Work to be completed ->
In how many lines of the records does the string "title" appear? State only the number.

Exercise inputs ->

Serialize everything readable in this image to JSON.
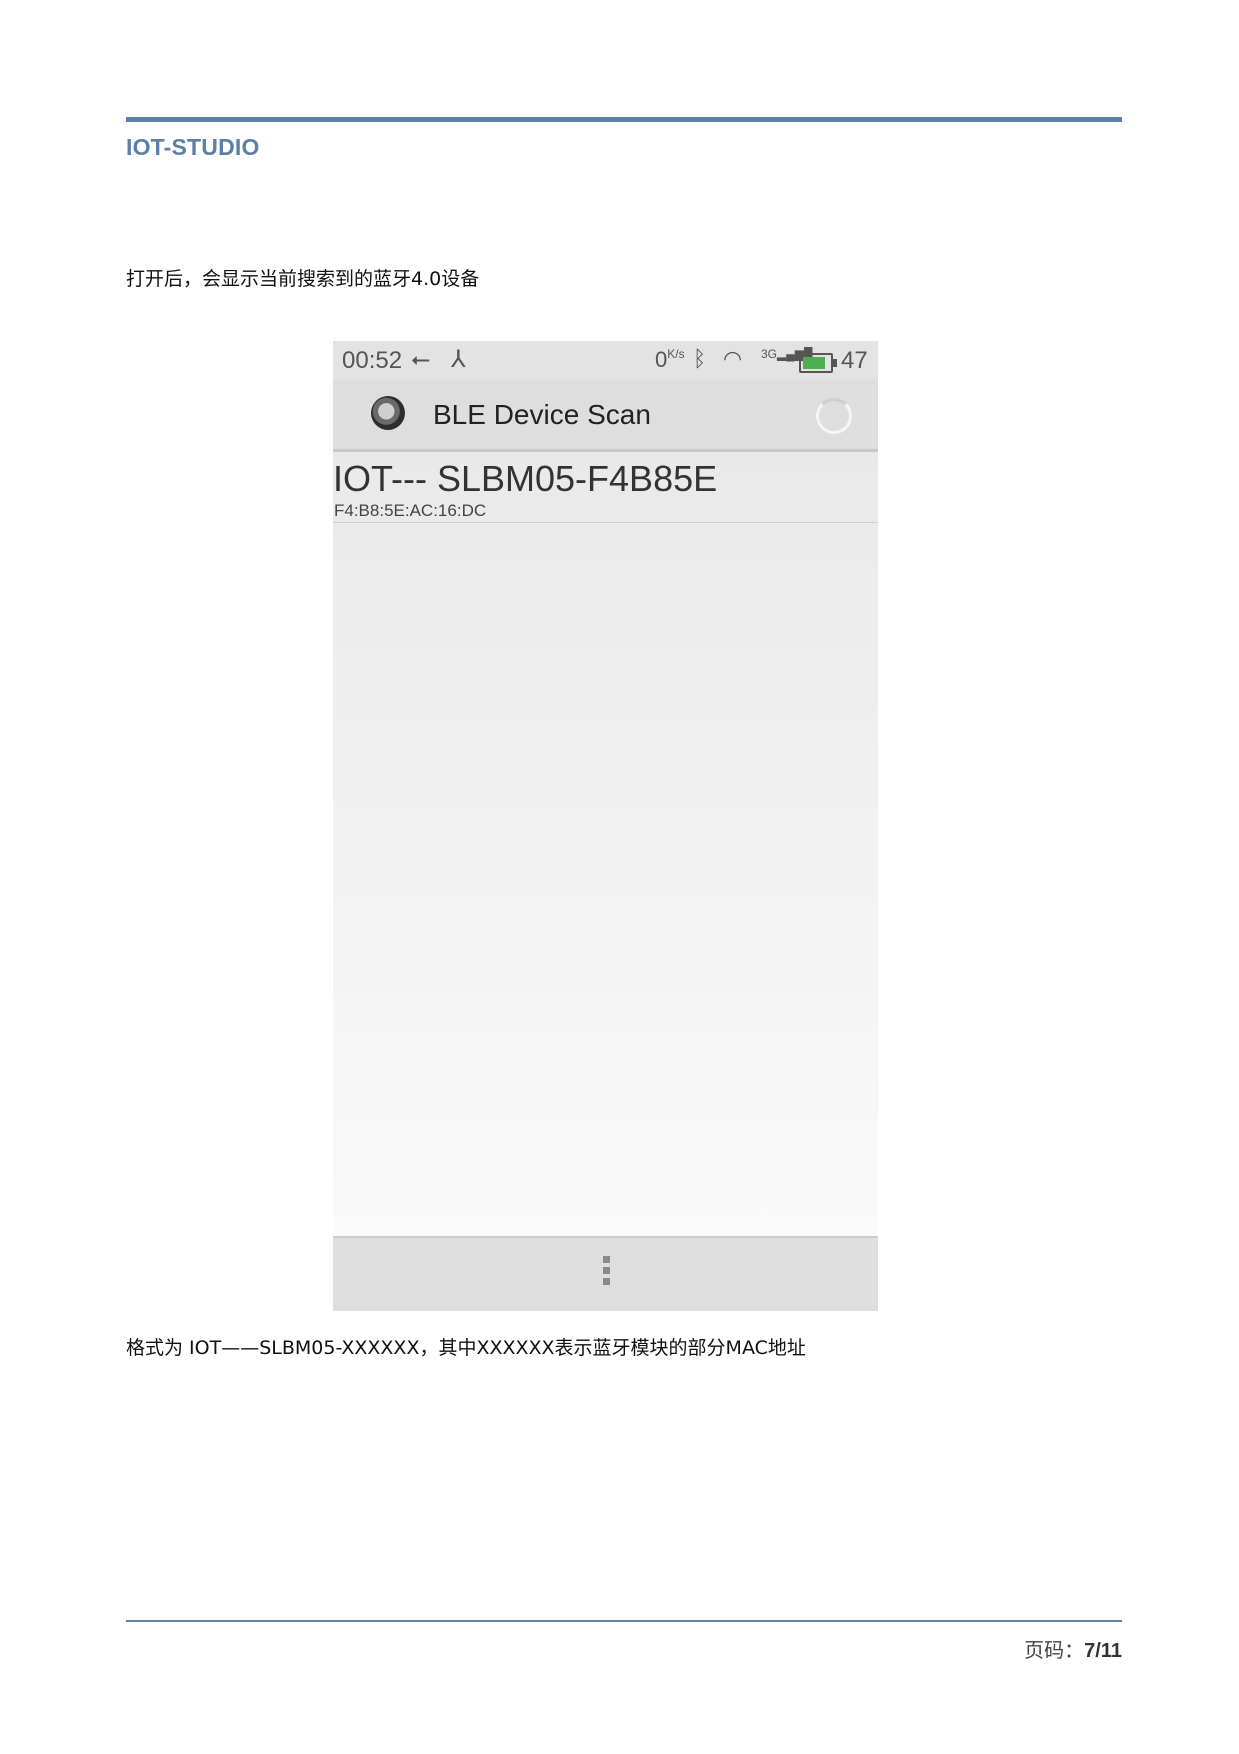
{
  "header": {
    "title": "IOT-STUDIO"
  },
  "intro_text": "打开后，会显示当前搜索到的蓝牙4.0设备",
  "phone": {
    "status_bar": {
      "time": "00:52",
      "net_speed": "0",
      "net_speed_unit": "K/s",
      "network_type": "3G",
      "battery_level": "47",
      "icons": [
        "usb-icon",
        "share-icon",
        "bluetooth-icon",
        "wifi-icon",
        "signal-icon",
        "battery-icon"
      ]
    },
    "action_bar": {
      "title": "BLE Device Scan"
    },
    "devices": [
      {
        "name": "IOT--- SLBM05-F4B85E",
        "mac": "F4:B8:5E:AC:16:DC"
      }
    ]
  },
  "caption_text": "格式为 IOT——SLBM05-XXXXXX，其中XXXXXX表示蓝牙模块的部分MAC地址",
  "footer": {
    "page_label": "页码：",
    "page_number": "7/11"
  },
  "colors": {
    "accent": "#5b7fa6",
    "battery": "#4caf50"
  }
}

Solution for this exercise ->
2